ABOUT THIS EXERCISE:
Go over the data and keep only the lines that include "разрешений".

=-=-=-=-=

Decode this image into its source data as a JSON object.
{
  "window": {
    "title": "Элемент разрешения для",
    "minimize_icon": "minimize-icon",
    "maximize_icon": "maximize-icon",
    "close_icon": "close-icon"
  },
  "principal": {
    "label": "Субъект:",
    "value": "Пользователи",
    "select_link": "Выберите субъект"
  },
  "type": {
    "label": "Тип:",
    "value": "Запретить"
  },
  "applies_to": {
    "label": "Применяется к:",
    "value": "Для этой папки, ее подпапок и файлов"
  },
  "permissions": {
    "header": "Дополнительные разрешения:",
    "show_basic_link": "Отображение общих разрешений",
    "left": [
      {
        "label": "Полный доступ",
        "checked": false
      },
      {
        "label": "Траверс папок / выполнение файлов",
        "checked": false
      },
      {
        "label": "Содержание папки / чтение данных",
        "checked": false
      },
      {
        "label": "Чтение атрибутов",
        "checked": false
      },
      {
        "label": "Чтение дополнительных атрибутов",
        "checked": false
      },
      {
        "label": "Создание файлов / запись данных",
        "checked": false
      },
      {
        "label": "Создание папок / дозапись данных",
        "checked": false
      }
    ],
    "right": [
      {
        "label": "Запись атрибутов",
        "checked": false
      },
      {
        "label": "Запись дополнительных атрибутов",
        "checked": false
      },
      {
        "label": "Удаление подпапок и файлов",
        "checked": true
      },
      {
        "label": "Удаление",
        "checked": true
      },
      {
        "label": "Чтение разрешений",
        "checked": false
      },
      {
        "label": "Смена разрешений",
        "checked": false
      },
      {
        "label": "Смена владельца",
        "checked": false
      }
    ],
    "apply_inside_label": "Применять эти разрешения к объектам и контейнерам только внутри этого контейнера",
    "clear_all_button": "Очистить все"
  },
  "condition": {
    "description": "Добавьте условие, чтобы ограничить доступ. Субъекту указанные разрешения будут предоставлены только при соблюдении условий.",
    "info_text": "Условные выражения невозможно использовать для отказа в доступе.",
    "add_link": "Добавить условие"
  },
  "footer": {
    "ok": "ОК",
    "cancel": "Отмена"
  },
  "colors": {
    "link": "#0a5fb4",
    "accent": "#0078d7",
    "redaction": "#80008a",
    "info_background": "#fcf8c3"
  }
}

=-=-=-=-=

YOUR SOLUTION:
    "show_basic_link": "Отображение общих разрешений",
        "label": "Чтение разрешений",
        "label": "Смена разрешений",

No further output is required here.